Additionally, I've been unable to get anyone who works in fields related to the reviewing of books, or who work in fields related to ornithology to review volume one of Cam's book.
This really frustrates Cam! However, I continue to remind her to focus on the progress that she has made with her book endeavors — in spite of the lack of notoriety she seems to believe is holding her back from ever being taken seriously as an author.
I'm truly amazed that in spite of all her obstacles Cam has completed volume two of her book series and that Chris Deatherage has a done a fantastic job in formatting it!
Please stay tuned for details, but meanwhile take a look at the cover (posted below) for volume two of Words In Our Beak.
Thursday, March 1, 2018
It's March 1st and I want to remind readers of this blog that rather the month comes in quietly like a lamb, or comes raging in like a lion, today is also #NationalPigDay. I've discussed the origins of this holiday in prior entries here on Blogger.
Btw, something else is also occurring on this day, and that is the fact that today is #WorldBookDay and info about this event is trending on Twitter. It is a nice change between the usual ranting and raving (in tweets) re topics related to politics as well as celebrities.
Wednesday, February 28, 2018
The figurine featured in the image atop this entry, as you can see, is based on the Tooth fairy. She may look familiar to you, dear reader, as I have written about this "character" in prior entries here on Blogger, which you may reference by clicking here.
She is on my mind on this last day of February for 2018, because (according to Holiday Insights) the twenty-eighth of February is just one of the days that recognizes her history.
Recently I've had a number of serious dental procedures and have joked that when one is a child they get money (from the tooth fairy) when they lose a tooth, but as an adult they pay money — a lot of money – for tooth loss.
But that is not what is what is on my mind today re the tooth fairy or tooth loss. Instead I am thinking about birds and their history with teeth.
Therefore, in terms of this Wednesday's Wisdom (WW), please allow me to refer you to an interesting article, How Birds Lost Their Teeth (by Dan Nosowitz), that discuss facts related to how birds lost their teeth: http://bit.ly/2EYLea0

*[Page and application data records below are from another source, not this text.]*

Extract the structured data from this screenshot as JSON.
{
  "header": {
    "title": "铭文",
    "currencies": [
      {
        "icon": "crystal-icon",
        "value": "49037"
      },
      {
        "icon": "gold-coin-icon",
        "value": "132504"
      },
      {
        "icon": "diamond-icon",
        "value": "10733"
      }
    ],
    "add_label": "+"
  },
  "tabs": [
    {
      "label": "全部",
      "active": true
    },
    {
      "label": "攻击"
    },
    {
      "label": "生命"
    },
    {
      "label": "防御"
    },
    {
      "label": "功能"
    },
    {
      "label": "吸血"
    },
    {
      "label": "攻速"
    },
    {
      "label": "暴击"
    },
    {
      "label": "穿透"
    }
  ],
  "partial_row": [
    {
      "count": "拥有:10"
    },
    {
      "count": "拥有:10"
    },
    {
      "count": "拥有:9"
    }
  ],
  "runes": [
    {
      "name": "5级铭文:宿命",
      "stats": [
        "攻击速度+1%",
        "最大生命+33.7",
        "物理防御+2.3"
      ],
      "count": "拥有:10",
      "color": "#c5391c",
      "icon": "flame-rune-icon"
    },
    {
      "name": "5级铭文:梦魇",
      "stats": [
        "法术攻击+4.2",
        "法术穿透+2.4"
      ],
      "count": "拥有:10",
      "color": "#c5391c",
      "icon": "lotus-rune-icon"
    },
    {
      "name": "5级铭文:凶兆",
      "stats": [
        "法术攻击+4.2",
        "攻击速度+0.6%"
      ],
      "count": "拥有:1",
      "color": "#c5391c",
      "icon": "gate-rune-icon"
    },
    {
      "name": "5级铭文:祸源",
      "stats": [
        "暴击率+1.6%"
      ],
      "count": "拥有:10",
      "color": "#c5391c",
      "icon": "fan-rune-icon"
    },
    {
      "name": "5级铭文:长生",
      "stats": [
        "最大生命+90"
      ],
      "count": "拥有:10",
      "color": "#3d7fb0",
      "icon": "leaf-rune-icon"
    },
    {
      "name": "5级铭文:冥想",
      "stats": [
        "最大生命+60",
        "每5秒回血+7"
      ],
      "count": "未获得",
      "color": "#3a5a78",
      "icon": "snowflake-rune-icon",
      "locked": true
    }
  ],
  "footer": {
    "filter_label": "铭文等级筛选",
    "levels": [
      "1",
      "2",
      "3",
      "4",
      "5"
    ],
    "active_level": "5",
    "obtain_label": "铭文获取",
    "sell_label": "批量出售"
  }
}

And, please remember, our avian friends did not have a tooth fairy to compensate them (then again they didn't have over the top dental fees either)!
Tuesday, February 27, 2018
Hello, dear reader, and welcome to week eighty-two of my Tuesdays' Truths series. Today, I want to tell you that it looks like NYC's groundhog might be right regarding the prediction she made this past Groundhog Day about an early spring was to be had in our area.
I say this because while I featured one of my garden-themed movies that features Ethel Merman singing Everything's Coming Up Roses in a recent entry on one of my TLLG FB Page, it seems, that at as of now in my urban garden that everything is coming up tulips.
This is evidenced by the five photographs atop this entry featuring the status of a tulip variety known as Elegant Lady Tulip, whose bulbs were planted with the help of Juan V this past November.